What appears at first to be a very good but fairly predictable narrative of London lives woven together becomes something much more powerful when an accident destroys Nightingale Point and changes the characters’ worlds for ever – an event that Luan Goldie manages to make genuinely shocking and visceral on the page. It’s impossible to read about a tower block in flames without thinking of Grenfell, and while the author’s note says that the tragedy wasn’t her inspiration, she does dedicate the book to the Grenfell residents, and it brings the needlessness and horror of those events to life. This is a compelling novel, one in which the humanity of the characters is movingly articulated. The exquisite eye for detail and delicate turn of phrase will linger long after you’ve raced through the pages, too.

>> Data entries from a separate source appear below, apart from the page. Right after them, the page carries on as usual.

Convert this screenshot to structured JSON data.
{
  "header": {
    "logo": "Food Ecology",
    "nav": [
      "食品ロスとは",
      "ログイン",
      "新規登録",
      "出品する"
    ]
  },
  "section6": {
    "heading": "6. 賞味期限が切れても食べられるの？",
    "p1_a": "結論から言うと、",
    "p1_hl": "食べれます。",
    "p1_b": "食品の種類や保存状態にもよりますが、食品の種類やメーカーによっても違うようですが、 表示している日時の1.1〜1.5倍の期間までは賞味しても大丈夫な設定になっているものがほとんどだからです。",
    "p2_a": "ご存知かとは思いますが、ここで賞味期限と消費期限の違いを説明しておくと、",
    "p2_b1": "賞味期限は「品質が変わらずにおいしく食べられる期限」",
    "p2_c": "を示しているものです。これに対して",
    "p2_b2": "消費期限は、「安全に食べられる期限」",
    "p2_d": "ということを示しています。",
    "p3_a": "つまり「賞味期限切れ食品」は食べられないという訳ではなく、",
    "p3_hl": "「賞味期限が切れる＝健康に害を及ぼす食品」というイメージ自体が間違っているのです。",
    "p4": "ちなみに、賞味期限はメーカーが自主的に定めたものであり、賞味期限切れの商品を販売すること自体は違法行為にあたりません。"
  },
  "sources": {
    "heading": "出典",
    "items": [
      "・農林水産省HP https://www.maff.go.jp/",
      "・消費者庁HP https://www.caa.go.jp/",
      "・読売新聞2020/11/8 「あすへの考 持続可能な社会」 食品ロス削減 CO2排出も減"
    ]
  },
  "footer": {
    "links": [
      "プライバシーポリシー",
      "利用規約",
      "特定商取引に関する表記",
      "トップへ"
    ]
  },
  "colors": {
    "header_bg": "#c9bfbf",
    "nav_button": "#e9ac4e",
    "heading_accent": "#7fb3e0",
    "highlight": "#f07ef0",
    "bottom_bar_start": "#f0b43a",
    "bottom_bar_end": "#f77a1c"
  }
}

Many of the images conjured up in Luan Goldie’s able, measured debut novel evoke the burned-out spectre of Grenfell Tower... Goldie, a primary school teacher who won the 2017 Costa short story award and has been mentored by Courttia Newlandcorr as part of a scheme for emerging authors of colour, is a warm, confident writer with the lightest of touches. Her ear for dialogue is acute and her pacing near-faultless. She can be funny, too... All the indications are that Nightingale Point was begun long before Grenfell. In an author’s note, Goldie refers to the tragedy directly, declaring her novel a tribute to those whose fight to rebuild their lives continues. To her considerable credit, she’s managed to create a world that does this in such a way as to make the book relevant without seeming opportunistic.